* "Wish You Were Here" @ Ana Cristea Gallery / 521 W 26th St. Nobody in NYC is showing young E. European talent like Ana Cristea. Case in point: laddish Andrej Dubravsky, whose murkily titillating scenes I first discovered via Prague's Jiri Svestka Gallery. Or the jewellike subversion by Oana Farcas (seen her in Copenhagen's LARMgalleri). Their elder Gideon Kiefer rounds out the lot with his subtly surreal scenes. Recommended! 

* Yuki Tawada "Burnt Photographs" @ Taro Nasu Gallery / 1-2-11 Higashi-kanda, Chiyoda-ku (Sobu Line to Bakurocho Station). The Shizuoka-born artist returns to the gallery with a truly transformative solo exhibition. She burns inkjet prints and paints them in acrylic, creating a new image phoenix-like from the gnarly, ashen remains of its previous state. Much emotional involvement and sense of place occurs here.

* Katsumi Hayakawa "PHASE III" @ Gallery MOMO / 2F 6-2-6 Roppongi, Minato-ku (Hibiya/Toei Oedo Lines to Roppongi Station). Intricate, gridlike paper structures emulating mathematical formulas, superconductor circuits, futuristic city-plans straight outta "Neuromancer" and a whole helluva lotto other cool stuff.

* Ine Izumi @ Taimatz / 1-2-11 Higashi-Kanda, Chiyoda-ku (JR Sobu Line to Bakurocho Station, Toei-Shinjuku Line to Bakuro-Yokoyama Station). I'm totally a fan of Izumi's thoughtful, delicate ink and acrylic renderings of the mundane, ornamental, and dreamlike. (ENDS SAT)

* Yutokutaishi Akiyama @ Aisho Miura Arts / B1F 2-17-3 Shibuya, Shibuya-ku (JR etc to Shibuya Station). The performance artist, who gained nationwide fame in the '70s by running in the Tokyo gubernatorial election under "politics to be pop art", unveils a new performance work plus Buriki sculpture.

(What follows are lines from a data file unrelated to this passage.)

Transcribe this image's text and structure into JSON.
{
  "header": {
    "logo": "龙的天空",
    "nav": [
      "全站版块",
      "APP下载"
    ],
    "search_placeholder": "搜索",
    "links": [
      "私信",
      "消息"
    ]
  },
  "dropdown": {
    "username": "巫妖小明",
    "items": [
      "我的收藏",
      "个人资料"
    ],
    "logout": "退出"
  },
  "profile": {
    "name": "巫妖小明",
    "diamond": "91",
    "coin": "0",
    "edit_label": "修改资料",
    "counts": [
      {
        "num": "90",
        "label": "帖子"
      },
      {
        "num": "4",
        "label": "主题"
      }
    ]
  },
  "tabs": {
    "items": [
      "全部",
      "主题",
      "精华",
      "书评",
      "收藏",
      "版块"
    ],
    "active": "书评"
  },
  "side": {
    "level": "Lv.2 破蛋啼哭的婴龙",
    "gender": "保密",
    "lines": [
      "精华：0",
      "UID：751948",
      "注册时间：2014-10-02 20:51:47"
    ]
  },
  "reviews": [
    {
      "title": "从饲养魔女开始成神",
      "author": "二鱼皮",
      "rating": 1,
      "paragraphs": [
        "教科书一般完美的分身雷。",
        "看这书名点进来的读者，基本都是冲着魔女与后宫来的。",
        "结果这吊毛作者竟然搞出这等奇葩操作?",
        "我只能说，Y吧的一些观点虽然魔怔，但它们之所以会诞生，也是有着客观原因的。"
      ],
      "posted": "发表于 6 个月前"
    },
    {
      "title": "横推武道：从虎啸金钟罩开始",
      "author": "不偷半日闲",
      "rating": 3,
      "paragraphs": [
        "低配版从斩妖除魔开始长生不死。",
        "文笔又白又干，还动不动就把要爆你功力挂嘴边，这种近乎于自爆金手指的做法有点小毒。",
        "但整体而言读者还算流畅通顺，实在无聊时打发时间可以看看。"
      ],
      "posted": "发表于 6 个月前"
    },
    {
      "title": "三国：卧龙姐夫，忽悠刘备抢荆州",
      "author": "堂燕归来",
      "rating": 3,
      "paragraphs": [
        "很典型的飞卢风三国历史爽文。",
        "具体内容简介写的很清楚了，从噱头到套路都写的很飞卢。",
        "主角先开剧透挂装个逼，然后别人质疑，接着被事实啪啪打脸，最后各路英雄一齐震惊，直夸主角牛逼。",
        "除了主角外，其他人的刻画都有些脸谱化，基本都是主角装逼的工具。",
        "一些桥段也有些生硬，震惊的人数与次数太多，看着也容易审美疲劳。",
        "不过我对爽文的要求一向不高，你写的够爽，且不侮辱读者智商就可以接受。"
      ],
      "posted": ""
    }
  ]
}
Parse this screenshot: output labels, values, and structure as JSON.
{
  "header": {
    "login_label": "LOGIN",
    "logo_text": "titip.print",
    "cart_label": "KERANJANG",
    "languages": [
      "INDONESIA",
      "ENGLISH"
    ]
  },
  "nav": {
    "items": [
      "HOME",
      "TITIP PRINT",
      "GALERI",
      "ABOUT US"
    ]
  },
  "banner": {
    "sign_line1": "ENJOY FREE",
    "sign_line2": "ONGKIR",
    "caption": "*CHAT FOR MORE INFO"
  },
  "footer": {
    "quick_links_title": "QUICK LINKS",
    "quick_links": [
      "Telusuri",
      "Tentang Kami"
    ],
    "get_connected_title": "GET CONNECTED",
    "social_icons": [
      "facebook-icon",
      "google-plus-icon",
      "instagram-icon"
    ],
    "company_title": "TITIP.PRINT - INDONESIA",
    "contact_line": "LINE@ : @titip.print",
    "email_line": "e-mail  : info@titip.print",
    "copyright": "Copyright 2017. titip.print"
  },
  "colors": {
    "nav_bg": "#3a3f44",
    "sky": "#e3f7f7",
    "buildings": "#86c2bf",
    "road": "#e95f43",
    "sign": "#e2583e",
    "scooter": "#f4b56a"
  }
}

* Keiichi Tanaami @ Nanzuka Underground / B1F 2-17-3 Shibuya, Shibuya-ku (JR etc to Shibuya Station). Tanaami is one of Japan's strongest answers to classic Pop art — think more the acid-toned Chicago school than NYC — which he's been producing since the '60s. This exhibition traces his creative and subversive illustrated history, plus includes a new digital animation. (ENDS SUN)